This is something that I figured out only when I worked in the entertainment industry in Israel, and no matter where you go in the world, you should remember this: News is about ad sales. It’s about making you click on the article or stay and watch and contribute to the rating/traffic rate so the channel you’re on will get more money for placing ads. And it’s been scientifically proven that scary and horrible news is “stickier” than anything else, keeping us glued to whatever channel broadcasts it. I think it’s about human nature’s fascination with our own extinction.
People who don’t watch the news are happier people. Full stop. I’m not saying you should be ignorant to what’s happening in the world, I’m only saying choose a non-dramatic, reliable news source, and limit it to once a day. Trust your social media friends to talk about what’s happening in the world, they’re going to do it anyway (and, probably, ignore most of what they’re saying!)
2: Take care of your body
Moving your body is critical to stave off exhaustion. That’s why working out is recommended by basically everyone. I mean, have you managed to find a dumbbell or any other home gym equipment? No. Because everyone is desperate to move their bodies. “Gym” is essential for your mental health, and if you haven’t heard about the body-mind connection write me. Seriously.

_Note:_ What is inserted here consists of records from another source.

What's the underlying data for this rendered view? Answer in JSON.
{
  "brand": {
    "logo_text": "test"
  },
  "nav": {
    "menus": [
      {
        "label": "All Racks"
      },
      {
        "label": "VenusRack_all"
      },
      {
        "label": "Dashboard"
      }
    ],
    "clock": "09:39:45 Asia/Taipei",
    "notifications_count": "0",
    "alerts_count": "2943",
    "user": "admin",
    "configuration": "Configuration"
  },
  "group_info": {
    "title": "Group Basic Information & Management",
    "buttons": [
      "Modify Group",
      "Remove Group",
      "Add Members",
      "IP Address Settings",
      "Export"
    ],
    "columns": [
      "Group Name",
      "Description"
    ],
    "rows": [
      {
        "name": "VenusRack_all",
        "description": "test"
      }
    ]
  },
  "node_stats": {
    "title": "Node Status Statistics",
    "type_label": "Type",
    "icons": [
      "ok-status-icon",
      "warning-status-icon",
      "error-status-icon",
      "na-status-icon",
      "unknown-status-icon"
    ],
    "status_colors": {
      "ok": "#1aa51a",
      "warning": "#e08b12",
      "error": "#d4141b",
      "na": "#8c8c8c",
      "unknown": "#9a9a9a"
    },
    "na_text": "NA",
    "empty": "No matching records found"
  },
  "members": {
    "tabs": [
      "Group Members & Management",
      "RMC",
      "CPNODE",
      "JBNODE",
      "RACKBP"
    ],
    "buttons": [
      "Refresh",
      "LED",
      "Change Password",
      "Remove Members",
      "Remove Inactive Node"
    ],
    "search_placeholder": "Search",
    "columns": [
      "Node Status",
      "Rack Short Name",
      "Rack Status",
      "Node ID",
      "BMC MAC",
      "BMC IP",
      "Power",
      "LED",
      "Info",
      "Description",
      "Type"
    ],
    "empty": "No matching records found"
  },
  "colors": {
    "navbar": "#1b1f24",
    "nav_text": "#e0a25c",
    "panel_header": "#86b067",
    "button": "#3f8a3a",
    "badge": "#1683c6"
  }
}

But gym is not the only way to take care of your body. There’s also food (eating dough, meat and cheese increases exhaustion because they takes the body longer to digest), and all sorts of body healing and skin treatments that you’ve always said you’d do but didn’t find the time: moisturizers, lotions, face masks and cream for every body part you can think of — all can enormously contribute to the body loving of self. (I have tried at least half a dozen masks samples that I had lying around in the past month).
#3: Connect with others
Don’t give up completely on connecting with people during this time. Just because we can’t *be* together doesn’t mean we can’t talk. I’m also imagining that people are more open to just chatting on Facebook (or Grindr?) more than ever, and it’s a good time to maybe find new friends.
#4: Try Self hypnosis
OK, I swear by this one. This shit works, I’ve been saying it on the podcast and I’m saying it again. Just put on your headset, and go to YouTube and search “Hypnosis for Money” or “Hypnosis to find love” or “hypnosis for confidence” — whatever floats your boat. Pick one and stick to it for thirty days. And watch what happens in your life.
#5: Make a schedule
Hi, my name is Yan and I’m a schedule neurotic. I also married one. The best thing about creating a schedule, is that you set time for everything. It’s also keeps you from being bored, or gives your body time to get tired. In some ways, this sets you up on some kind of auto-pilot, if you keep your schedule, and know that everything in it, including connecting with friends and hypnosis, has a goal of making your life better and hopefully get rid of the pandemic fatigue completely.
#6 (extra credit): Develop a Corona Vaccine
If you have some spare time and you are an epidemiologist, I highly recommend this one!